* [DATA]

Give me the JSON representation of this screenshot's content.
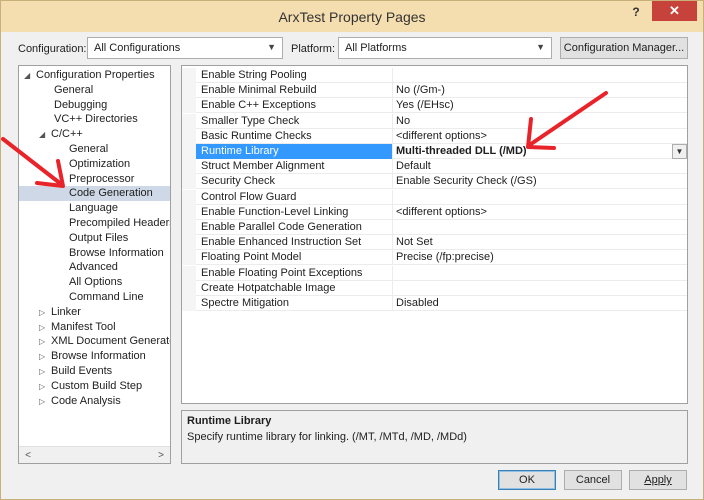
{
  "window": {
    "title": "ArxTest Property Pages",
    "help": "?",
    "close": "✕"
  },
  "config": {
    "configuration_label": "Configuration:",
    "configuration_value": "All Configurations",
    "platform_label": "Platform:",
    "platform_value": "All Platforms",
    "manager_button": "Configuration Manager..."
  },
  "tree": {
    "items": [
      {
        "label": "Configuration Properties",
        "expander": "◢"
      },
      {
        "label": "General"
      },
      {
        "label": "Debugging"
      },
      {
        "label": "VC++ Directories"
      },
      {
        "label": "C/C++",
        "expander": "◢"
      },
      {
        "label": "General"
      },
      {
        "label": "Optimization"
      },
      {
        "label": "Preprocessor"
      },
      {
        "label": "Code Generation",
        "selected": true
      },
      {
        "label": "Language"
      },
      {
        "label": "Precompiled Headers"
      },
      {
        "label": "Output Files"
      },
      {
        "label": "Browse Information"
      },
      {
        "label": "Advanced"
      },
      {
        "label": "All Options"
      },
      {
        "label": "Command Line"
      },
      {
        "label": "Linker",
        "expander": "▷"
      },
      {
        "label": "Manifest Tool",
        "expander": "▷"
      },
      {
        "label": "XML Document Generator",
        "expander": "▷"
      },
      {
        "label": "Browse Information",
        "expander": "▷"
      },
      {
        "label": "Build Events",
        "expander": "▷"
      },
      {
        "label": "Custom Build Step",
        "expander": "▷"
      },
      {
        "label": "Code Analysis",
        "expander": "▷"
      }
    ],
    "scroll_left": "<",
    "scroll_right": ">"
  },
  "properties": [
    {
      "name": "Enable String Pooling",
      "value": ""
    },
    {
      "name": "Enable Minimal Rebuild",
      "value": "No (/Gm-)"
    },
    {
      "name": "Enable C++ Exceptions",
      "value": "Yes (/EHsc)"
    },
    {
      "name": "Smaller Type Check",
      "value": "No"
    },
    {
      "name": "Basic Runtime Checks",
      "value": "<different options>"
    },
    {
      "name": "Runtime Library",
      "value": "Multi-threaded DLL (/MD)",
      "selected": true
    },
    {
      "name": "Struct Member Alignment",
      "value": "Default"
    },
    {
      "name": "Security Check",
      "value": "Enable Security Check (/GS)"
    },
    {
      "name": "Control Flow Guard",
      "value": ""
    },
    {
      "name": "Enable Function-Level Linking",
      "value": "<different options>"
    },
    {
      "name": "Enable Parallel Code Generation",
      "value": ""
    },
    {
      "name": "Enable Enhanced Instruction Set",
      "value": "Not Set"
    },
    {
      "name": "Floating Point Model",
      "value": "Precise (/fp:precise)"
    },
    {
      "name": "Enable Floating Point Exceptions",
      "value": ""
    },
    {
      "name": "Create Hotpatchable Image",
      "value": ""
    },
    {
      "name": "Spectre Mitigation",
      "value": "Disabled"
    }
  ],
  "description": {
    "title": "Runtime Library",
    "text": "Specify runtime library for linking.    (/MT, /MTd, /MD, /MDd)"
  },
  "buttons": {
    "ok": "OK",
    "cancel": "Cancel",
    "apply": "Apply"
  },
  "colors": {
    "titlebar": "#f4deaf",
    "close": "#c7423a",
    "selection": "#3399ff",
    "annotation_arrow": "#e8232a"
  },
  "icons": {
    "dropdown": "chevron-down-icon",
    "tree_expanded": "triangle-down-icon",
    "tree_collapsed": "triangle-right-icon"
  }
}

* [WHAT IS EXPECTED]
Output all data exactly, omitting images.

* [EXPECTED ANSWER]
Give me the JSON representation of this screenshot's content.
{
  "window": {
    "title": "ArxTest Property Pages",
    "help": "?",
    "close": "✕"
  },
  "config": {
    "configuration_label": "Configuration:",
    "configuration_value": "All Configurations",
    "platform_label": "Platform:",
    "platform_value": "All Platforms",
    "manager_button": "Configuration Manager..."
  },
  "tree": {
    "items": [
      {
        "label": "Configuration Properties",
        "expander": "◢"
      },
      {
        "label": "General"
      },
      {
        "label": "Debugging"
      },
      {
        "label": "VC++ Directories"
      },
      {
        "label": "C/C++",
        "expander": "◢"
      },
      {
        "label": "General"
      },
      {
        "label": "Optimization"
      },
      {
        "label": "Preprocessor"
      },
      {
        "label": "Code Generation",
        "selected": true
      },
      {
        "label": "Language"
      },
      {
        "label": "Precompiled Headers"
      },
      {
        "label": "Output Files"
      },
      {
        "label": "Browse Information"
      },
      {
        "label": "Advanced"
      },
      {
        "label": "All Options"
      },
      {
        "label": "Command Line"
      },
      {
        "label": "Linker",
        "expander": "▷"
      },
      {
        "label": "Manifest Tool",
        "expander": "▷"
      },
      {
        "label": "XML Document Generator",
        "expander": "▷"
      },
      {
        "label": "Browse Information",
        "expander": "▷"
      },
      {
        "label": "Build Events",
        "expander": "▷"
      },
      {
        "label": "Custom Build Step",
        "expander": "▷"
      },
      {
        "label": "Code Analysis",
        "expander": "▷"
      }
    ],
    "scroll_left": "<",
    "scroll_right": ">"
  },
  "properties": [
    {
      "name": "Enable String Pooling",
      "value": ""
    },
    {
      "name": "Enable Minimal Rebuild",
      "value": "No (/Gm-)"
    },
    {
      "name": "Enable C++ Exceptions",
      "value": "Yes (/EHsc)"
    },
    {
      "name": "Smaller Type Check",
      "value": "No"
    },
    {
      "name": "Basic Runtime Checks",
      "value": "<different options>"
    },
    {
      "name": "Runtime Library",
      "value": "Multi-threaded DLL (/MD)",
      "selected": true
    },
    {
      "name": "Struct Member Alignment",
      "value": "Default"
    },
    {
      "name": "Security Check",
      "value": "Enable Security Check (/GS)"
    },
    {
      "name": "Control Flow Guard",
      "value": ""
    },
    {
      "name": "Enable Function-Level Linking",
      "value": "<different options>"
    },
    {
      "name": "Enable Parallel Code Generation",
      "value": ""
    },
    {
      "name": "Enable Enhanced Instruction Set",
      "value": "Not Set"
    },
    {
      "name": "Floating Point Model",
      "value": "Precise (/fp:precise)"
    },
    {
      "name": "Enable Floating Point Exceptions",
      "value": ""
    },
    {
      "name": "Create Hotpatchable Image",
      "value": ""
    },
    {
      "name": "Spectre Mitigation",
      "value": "Disabled"
    }
  ],
  "description": {
    "title": "Runtime Library",
    "text": "Specify runtime library for linking.    (/MT, /MTd, /MD, /MDd)"
  },
  "buttons": {
    "ok": "OK",
    "cancel": "Cancel",
    "apply": "Apply"
  },
  "colors": {
    "titlebar": "#f4deaf",
    "close": "#c7423a",
    "selection": "#3399ff",
    "annotation_arrow": "#e8232a"
  },
  "icons": {
    "dropdown": "chevron-down-icon",
    "tree_expanded": "triangle-down-icon",
    "tree_collapsed": "triangle-right-icon"
  }
}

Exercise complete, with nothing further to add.